(Entries from a dataset of interfaces)
* * *

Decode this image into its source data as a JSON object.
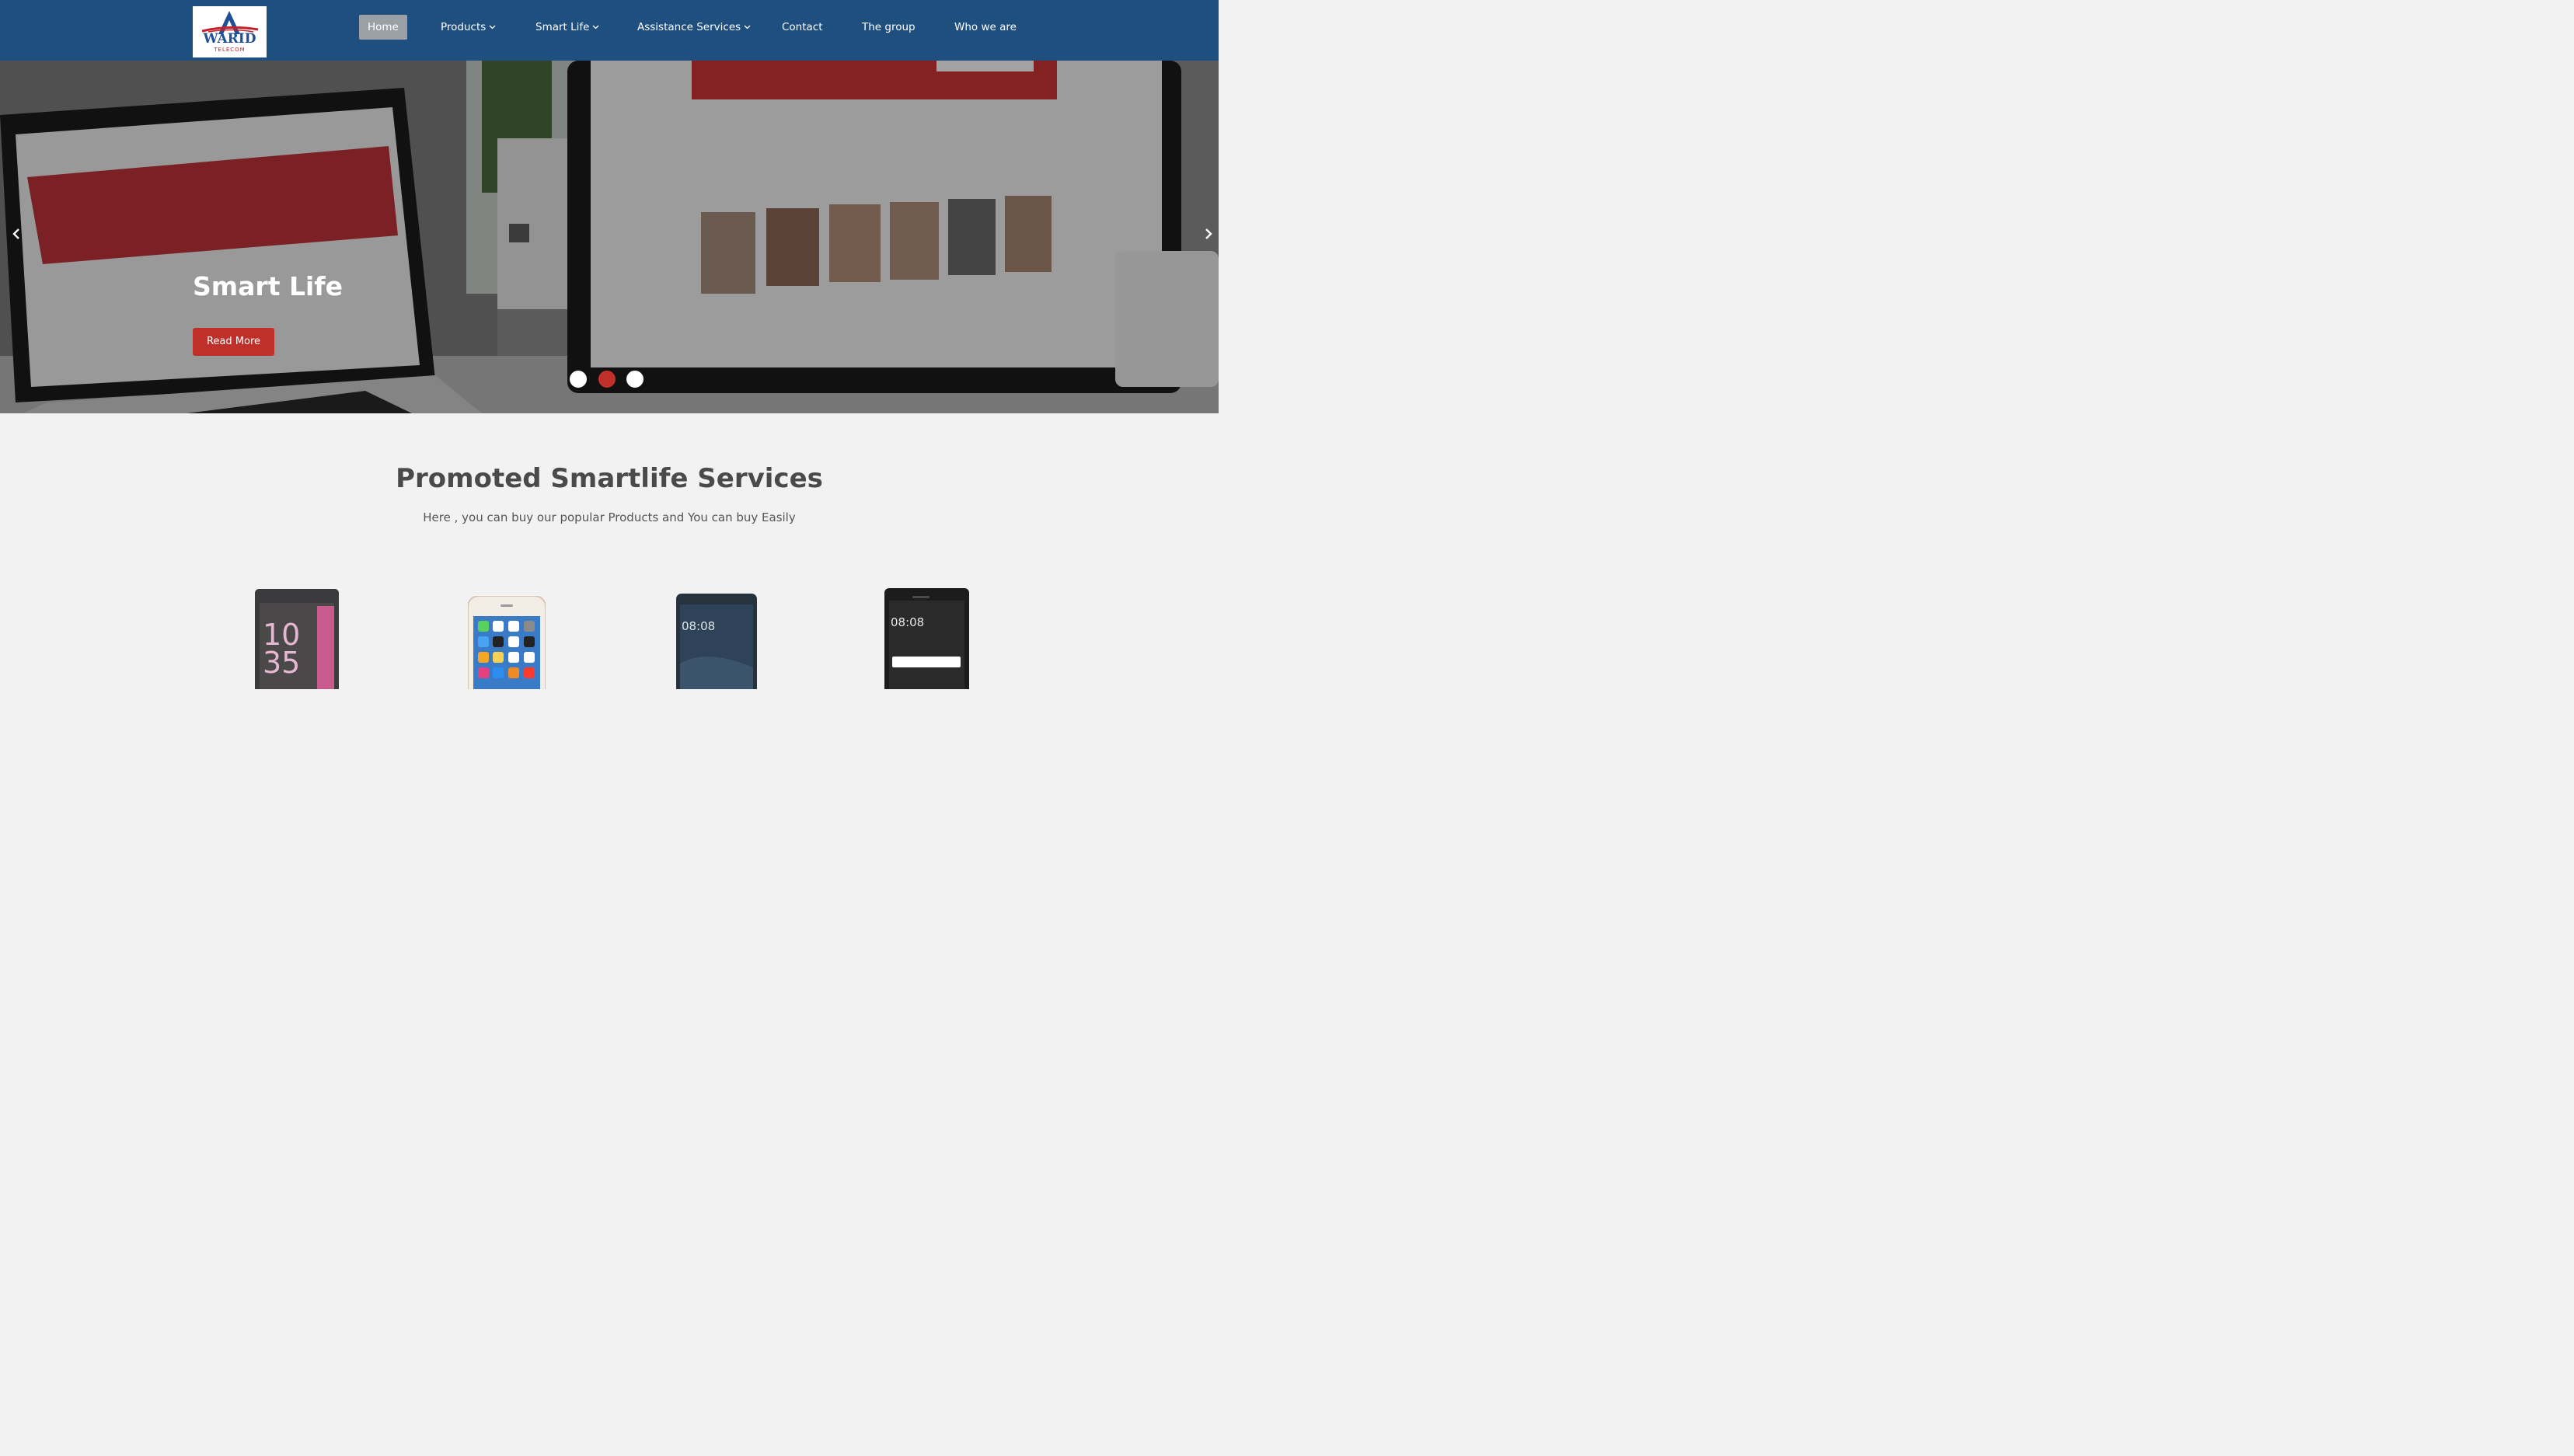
{
  "brand": {
    "logo_text": "WARID",
    "logo_subtext": "TELECOM"
  },
  "nav": {
    "items": [
      {
        "label": "Home",
        "active": true,
        "dropdown": false
      },
      {
        "label": "Products",
        "active": false,
        "dropdown": true
      },
      {
        "label": "Smart Life",
        "active": false,
        "dropdown": true
      },
      {
        "label": "Assistance Services",
        "active": false,
        "dropdown": true
      },
      {
        "label": "Contact",
        "active": false,
        "dropdown": false
      },
      {
        "label": "The group",
        "active": false,
        "dropdown": false
      },
      {
        "label": "Who we are",
        "active": false,
        "dropdown": false
      }
    ]
  },
  "hero": {
    "title": "Smart Life",
    "button_label": "Read More",
    "slide_count": 3,
    "active_slide": 2,
    "prev_icon": "chevron-left-icon",
    "next_icon": "chevron-right-icon"
  },
  "promo": {
    "title": "Promoted Smartlife Services",
    "subtitle": "Here , you can buy our popular Products and You can buy Easily",
    "phone_screens": [
      {
        "clock": "10\n35"
      },
      {
        "clock": ""
      },
      {
        "clock": "08:08"
      },
      {
        "clock": "08:08"
      }
    ]
  },
  "colors": {
    "header": "#1f4f7f",
    "accent_red": "#c0302a",
    "page_bg": "#f2f2f2",
    "active_nav": "#9aa0a6"
  }
}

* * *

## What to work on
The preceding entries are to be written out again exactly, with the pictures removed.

## Response
Decode this image into its source data as a JSON object.
{
  "brand": {
    "logo_text": "WARID",
    "logo_subtext": "TELECOM"
  },
  "nav": {
    "items": [
      {
        "label": "Home",
        "active": true,
        "dropdown": false
      },
      {
        "label": "Products",
        "active": false,
        "dropdown": true
      },
      {
        "label": "Smart Life",
        "active": false,
        "dropdown": true
      },
      {
        "label": "Assistance Services",
        "active": false,
        "dropdown": true
      },
      {
        "label": "Contact",
        "active": false,
        "dropdown": false
      },
      {
        "label": "The group",
        "active": false,
        "dropdown": false
      },
      {
        "label": "Who we are",
        "active": false,
        "dropdown": false
      }
    ]
  },
  "hero": {
    "title": "Smart Life",
    "button_label": "Read More",
    "slide_count": 3,
    "active_slide": 2,
    "prev_icon": "chevron-left-icon",
    "next_icon": "chevron-right-icon"
  },
  "promo": {
    "title": "Promoted Smartlife Services",
    "subtitle": "Here , you can buy our popular Products and You can buy Easily",
    "phone_screens": [
      {
        "clock": "10\n35"
      },
      {
        "clock": ""
      },
      {
        "clock": "08:08"
      },
      {
        "clock": "08:08"
      }
    ]
  },
  "colors": {
    "header": "#1f4f7f",
    "accent_red": "#c0302a",
    "page_bg": "#f2f2f2",
    "active_nav": "#9aa0a6"
  }
}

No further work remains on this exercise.